I have always felt Carnival has some of the best food in the industry, and this was also true on the Legend. The lunch menu on the Lido deck seemed to have something for everyone's taste, from Asian style to American to the ever-changing ethnic cuisine offered daily. I was particularly fond of the soups; it wasn't unusual for me to take two soups and a platter of samplings from the other areas.
The dining room fare was excellent and varied. We even tried Ostrich -- red meat that tasted like venison. Seafood and beef were the staples; all tasted fresh and well prepared. Soups were outstanding. Service was a little slow, but the crew was still getting to know the ship and each other. We were at first seated in the private club dining area; we didn't like it because we felt pushed aside, and I personally do not like rectangular tables. I approached Ken, the maitre d', and asked for a table for six in the main area--and that's just what was waiting for us the next evening.
The dining room staff puts on entertainment every night, including a couple of special evenings; one was a traditional Scottish serving of Haggis, complete with bagpipes and ceremonial trappings. The maitre d' also treated the dining room to his singing each evening.
We were fortunate that our cruise had the famous John Heald as Cruise Director, along with his hand picked staff of favorites. His assistant of two years, Carlos, was there, and a young man from Scotland named Ralph (better known as "wee Jimmy," since he is quite short and from Scotland, where everyone is called "Jimmy"). John, his wife Heidi and Carlos have been our friends for years. They are a wonderful bunch who have the interests of passengers in mind and go out of their way to be approachable. John made arrangements for a back-stage tour for those who wanted to see how the shows are produced; well over a hundred people showed up when he expected about 20. We met many of the performers and talked to them about their lives onboard. It is amazing how hard they work to put on these shows.

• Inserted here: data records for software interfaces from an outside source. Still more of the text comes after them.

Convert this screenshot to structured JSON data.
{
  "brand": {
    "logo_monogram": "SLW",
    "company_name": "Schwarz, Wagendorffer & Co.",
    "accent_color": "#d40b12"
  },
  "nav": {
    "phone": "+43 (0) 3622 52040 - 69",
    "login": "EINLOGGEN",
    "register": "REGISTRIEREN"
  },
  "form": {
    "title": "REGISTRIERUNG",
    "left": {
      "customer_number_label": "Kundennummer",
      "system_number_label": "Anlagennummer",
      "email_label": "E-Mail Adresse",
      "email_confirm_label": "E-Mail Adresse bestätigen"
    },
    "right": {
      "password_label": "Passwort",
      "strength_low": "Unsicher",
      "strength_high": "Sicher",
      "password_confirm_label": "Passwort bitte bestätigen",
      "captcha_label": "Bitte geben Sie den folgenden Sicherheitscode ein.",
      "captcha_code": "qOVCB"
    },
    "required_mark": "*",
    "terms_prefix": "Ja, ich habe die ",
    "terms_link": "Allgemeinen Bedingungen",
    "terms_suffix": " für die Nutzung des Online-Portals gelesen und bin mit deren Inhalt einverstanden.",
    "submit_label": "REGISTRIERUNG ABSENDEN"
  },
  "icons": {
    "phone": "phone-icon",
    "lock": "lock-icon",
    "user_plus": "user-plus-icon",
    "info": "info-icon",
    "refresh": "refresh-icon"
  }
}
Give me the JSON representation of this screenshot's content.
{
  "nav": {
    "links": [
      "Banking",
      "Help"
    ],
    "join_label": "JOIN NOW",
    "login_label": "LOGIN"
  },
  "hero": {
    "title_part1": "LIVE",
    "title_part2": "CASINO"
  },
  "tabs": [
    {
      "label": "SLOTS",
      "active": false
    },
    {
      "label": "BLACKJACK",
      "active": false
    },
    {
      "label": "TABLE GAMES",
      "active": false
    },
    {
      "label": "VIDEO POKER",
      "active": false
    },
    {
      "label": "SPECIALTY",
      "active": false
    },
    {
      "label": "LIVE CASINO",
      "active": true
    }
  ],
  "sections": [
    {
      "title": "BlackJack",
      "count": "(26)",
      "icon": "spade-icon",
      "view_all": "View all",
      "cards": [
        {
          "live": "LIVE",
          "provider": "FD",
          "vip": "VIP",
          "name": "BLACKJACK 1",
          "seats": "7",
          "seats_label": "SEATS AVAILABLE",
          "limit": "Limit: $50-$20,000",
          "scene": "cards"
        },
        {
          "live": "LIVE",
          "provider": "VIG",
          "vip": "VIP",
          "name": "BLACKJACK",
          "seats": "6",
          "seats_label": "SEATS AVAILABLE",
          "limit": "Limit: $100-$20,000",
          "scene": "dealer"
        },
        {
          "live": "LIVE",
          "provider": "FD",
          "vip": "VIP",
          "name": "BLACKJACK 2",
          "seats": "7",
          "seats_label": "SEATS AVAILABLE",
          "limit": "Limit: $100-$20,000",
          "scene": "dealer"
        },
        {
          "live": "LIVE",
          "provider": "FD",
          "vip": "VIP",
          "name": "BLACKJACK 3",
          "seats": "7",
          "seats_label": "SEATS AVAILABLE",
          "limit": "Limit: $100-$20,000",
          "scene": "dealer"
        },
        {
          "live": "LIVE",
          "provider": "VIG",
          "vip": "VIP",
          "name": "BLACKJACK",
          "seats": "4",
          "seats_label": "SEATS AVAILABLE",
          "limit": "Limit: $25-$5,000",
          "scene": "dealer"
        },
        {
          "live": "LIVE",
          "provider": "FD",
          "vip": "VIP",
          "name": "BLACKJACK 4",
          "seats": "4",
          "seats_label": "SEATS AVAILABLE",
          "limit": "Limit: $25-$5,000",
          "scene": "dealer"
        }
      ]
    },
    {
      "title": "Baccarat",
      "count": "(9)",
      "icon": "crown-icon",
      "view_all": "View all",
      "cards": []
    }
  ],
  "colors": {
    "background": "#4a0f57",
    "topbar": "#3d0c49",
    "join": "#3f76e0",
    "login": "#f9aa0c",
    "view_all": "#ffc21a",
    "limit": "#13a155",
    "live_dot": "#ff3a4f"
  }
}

In Ireland and Scotland, John arranged for local talent to come onboard and
perform, so we were treated to an Irish dance troupe of young people aged 8 to
18. They stunned the audience with their performance a la Riverdance. We also
While we usually tour on our own, we opted for the ship's tours in every port, simply because we had never been to these places. Besides, pricing was very similar for individual vs. ship tours. I would recommend these tours for anyone, especially those who have never been to these locations. Without going into detail on each port, suffice to say one should attend the excursion talks and read the brochures carefully, choosing those trips that fit your ability and desires.
Most tours were full day (eight to 12 hours) and there was quite a bit of traveling; most ports in Europe are basically industrial in nature and you must travel some to get to the good stuff.
Carnival did an excellent job considering this was its first visit to these ports. The buses were comfortable, and tour escorts seemed very knowledgeable and easy to communicate with.
The average age on this cruise was considerably older and the income level
was somewhat higher than your typical Carnival cruise -- no doubt because this
was a fairly long cruise, designed more for the experienced traveler. Average
age would probably come in around 59 vs. Carnival's normal 48. Very few people
Most of the passengers were wonderful people and we made many new friends, but to our surprise, there were quite a few rude people onboard. We saw many people in the Lido dining area during lunch and breakfast who were not eating but just sitting--reading or playing cards while others were looking for a place to sit down and eat. This was just one example of several awkward experiences. We even saw people wearing blue jeans in the dining room on casual nights -- something we had never seen on our previous 12 Carnival cruises. And all of these instances involved older people, many of whom were pretty wealthy.
Carnival has a winner in this ship, and in the idea of cruising in Europe.
Jim & Sylvia Bragg